Instructions to follow: The records below must be copied out completely and exactly.

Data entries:
:::

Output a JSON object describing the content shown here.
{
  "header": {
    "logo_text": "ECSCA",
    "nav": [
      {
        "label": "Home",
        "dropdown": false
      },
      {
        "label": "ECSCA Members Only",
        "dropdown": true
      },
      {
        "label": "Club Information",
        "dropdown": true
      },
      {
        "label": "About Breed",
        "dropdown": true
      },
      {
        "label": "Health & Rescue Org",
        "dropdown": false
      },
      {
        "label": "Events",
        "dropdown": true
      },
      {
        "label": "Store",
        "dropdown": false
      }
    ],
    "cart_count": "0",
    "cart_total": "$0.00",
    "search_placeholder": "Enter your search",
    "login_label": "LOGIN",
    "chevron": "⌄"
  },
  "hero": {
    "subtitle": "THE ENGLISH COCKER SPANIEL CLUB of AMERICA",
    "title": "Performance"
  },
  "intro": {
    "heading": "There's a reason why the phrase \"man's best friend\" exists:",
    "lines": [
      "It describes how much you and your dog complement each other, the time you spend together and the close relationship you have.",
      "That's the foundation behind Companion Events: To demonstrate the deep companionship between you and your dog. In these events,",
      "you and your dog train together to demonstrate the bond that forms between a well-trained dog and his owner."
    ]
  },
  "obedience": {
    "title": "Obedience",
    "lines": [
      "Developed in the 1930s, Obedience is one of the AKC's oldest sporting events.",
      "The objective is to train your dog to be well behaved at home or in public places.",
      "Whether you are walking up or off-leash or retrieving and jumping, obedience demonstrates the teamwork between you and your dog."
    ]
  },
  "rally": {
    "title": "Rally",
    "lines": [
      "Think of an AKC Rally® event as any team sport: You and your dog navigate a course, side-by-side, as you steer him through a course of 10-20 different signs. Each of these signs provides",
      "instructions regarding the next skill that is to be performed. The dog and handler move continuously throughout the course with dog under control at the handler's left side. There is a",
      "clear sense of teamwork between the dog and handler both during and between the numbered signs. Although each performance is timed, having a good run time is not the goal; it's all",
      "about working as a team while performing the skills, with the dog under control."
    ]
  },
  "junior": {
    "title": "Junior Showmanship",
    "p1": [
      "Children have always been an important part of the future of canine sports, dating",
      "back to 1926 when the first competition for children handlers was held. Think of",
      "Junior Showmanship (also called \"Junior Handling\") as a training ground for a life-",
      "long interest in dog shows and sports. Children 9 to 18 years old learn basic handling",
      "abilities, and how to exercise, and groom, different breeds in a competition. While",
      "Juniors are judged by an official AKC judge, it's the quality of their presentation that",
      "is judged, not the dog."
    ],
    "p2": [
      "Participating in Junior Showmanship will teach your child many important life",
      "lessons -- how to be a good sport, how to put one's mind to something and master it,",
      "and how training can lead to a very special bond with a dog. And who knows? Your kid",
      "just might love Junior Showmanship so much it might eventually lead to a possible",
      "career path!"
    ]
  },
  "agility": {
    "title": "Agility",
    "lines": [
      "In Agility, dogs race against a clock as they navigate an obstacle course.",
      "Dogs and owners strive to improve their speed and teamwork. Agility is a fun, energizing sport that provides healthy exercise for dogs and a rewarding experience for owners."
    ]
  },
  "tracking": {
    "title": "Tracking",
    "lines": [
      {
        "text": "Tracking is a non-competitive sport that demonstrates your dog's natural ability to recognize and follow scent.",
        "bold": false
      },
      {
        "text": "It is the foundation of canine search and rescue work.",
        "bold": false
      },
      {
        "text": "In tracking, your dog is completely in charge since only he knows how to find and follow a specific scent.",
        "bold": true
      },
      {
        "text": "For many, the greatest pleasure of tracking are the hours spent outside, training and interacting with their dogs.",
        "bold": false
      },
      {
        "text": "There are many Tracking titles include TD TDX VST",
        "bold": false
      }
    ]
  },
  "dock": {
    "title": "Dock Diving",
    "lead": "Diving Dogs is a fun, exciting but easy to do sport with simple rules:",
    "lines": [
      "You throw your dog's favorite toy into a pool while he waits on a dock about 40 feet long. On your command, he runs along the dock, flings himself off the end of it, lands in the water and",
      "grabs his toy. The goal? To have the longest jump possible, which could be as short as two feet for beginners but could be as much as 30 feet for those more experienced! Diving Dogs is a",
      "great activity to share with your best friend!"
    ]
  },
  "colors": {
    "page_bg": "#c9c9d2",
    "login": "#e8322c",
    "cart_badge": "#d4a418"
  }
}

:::

Solution:
Output a JSON object describing the content shown here.
{
  "header": {
    "logo_text": "ECSCA",
    "nav": [
      {
        "label": "Home",
        "dropdown": false
      },
      {
        "label": "ECSCA Members Only",
        "dropdown": true
      },
      {
        "label": "Club Information",
        "dropdown": true
      },
      {
        "label": "About Breed",
        "dropdown": true
      },
      {
        "label": "Health & Rescue Org",
        "dropdown": false
      },
      {
        "label": "Events",
        "dropdown": true
      },
      {
        "label": "Store",
        "dropdown": false
      }
    ],
    "cart_count": "0",
    "cart_total": "$0.00",
    "search_placeholder": "Enter your search",
    "login_label": "LOGIN",
    "chevron": "⌄"
  },
  "hero": {
    "subtitle": "THE ENGLISH COCKER SPANIEL CLUB of AMERICA",
    "title": "Performance"
  },
  "intro": {
    "heading": "There's a reason why the phrase \"man's best friend\" exists:",
    "lines": [
      "It describes how much you and your dog complement each other, the time you spend together and the close relationship you have.",
      "That's the foundation behind Companion Events: To demonstrate the deep companionship between you and your dog. In these events,",
      "you and your dog train together to demonstrate the bond that forms between a well-trained dog and his owner."
    ]
  },
  "obedience": {
    "title": "Obedience",
    "lines": [
      "Developed in the 1930s, Obedience is one of the AKC's oldest sporting events.",
      "The objective is to train your dog to be well behaved at home or in public places.",
      "Whether you are walking up or off-leash or retrieving and jumping, obedience demonstrates the teamwork between you and your dog."
    ]
  },
  "rally": {
    "title": "Rally",
    "lines": [
      "Think of an AKC Rally® event as any team sport: You and your dog navigate a course, side-by-side, as you steer him through a course of 10-20 different signs. Each of these signs provides",
      "instructions regarding the next skill that is to be performed. The dog and handler move continuously throughout the course with dog under control at the handler's left side. There is a",
      "clear sense of teamwork between the dog and handler both during and between the numbered signs. Although each performance is timed, having a good run time is not the goal; it's all",
      "about working as a team while performing the skills, with the dog under control."
    ]
  },
  "junior": {
    "title": "Junior Showmanship",
    "p1": [
      "Children have always been an important part of the future of canine sports, dating",
      "back to 1926 when the first competition for children handlers was held. Think of",
      "Junior Showmanship (also called \"Junior Handling\") as a training ground for a life-",
      "long interest in dog shows and sports. Children 9 to 18 years old learn basic handling",
      "abilities, and how to exercise, and groom, different breeds in a competition. While",
      "Juniors are judged by an official AKC judge, it's the quality of their presentation that",
      "is judged, not the dog."
    ],
    "p2": [
      "Participating in Junior Showmanship will teach your child many important life",
      "lessons -- how to be a good sport, how to put one's mind to something and master it,",
      "and how training can lead to a very special bond with a dog. And who knows? Your kid",
      "just might love Junior Showmanship so much it might eventually lead to a possible",
      "career path!"
    ]
  },
  "agility": {
    "title": "Agility",
    "lines": [
      "In Agility, dogs race against a clock as they navigate an obstacle course.",
      "Dogs and owners strive to improve their speed and teamwork. Agility is a fun, energizing sport that provides healthy exercise for dogs and a rewarding experience for owners."
    ]
  },
  "tracking": {
    "title": "Tracking",
    "lines": [
      {
        "text": "Tracking is a non-competitive sport that demonstrates your dog's natural ability to recognize and follow scent.",
        "bold": false
      },
      {
        "text": "It is the foundation of canine search and rescue work.",
        "bold": false
      },
      {
        "text": "In tracking, your dog is completely in charge since only he knows how to find and follow a specific scent.",
        "bold": true
      },
      {
        "text": "For many, the greatest pleasure of tracking are the hours spent outside, training and interacting with their dogs.",
        "bold": false
      },
      {
        "text": "There are many Tracking titles include TD TDX VST",
        "bold": false
      }
    ]
  },
  "dock": {
    "title": "Dock Diving",
    "lead": "Diving Dogs is a fun, exciting but easy to do sport with simple rules:",
    "lines": [
      "You throw your dog's favorite toy into a pool while he waits on a dock about 40 feet long. On your command, he runs along the dock, flings himself off the end of it, lands in the water and",
      "grabs his toy. The goal? To have the longest jump possible, which could be as short as two feet for beginners but could be as much as 30 feet for those more experienced! Diving Dogs is a",
      "great activity to share with your best friend!"
    ]
  },
  "colors": {
    "page_bg": "#c9c9d2",
    "login": "#e8322c",
    "cart_badge": "#d4a418"
  }
}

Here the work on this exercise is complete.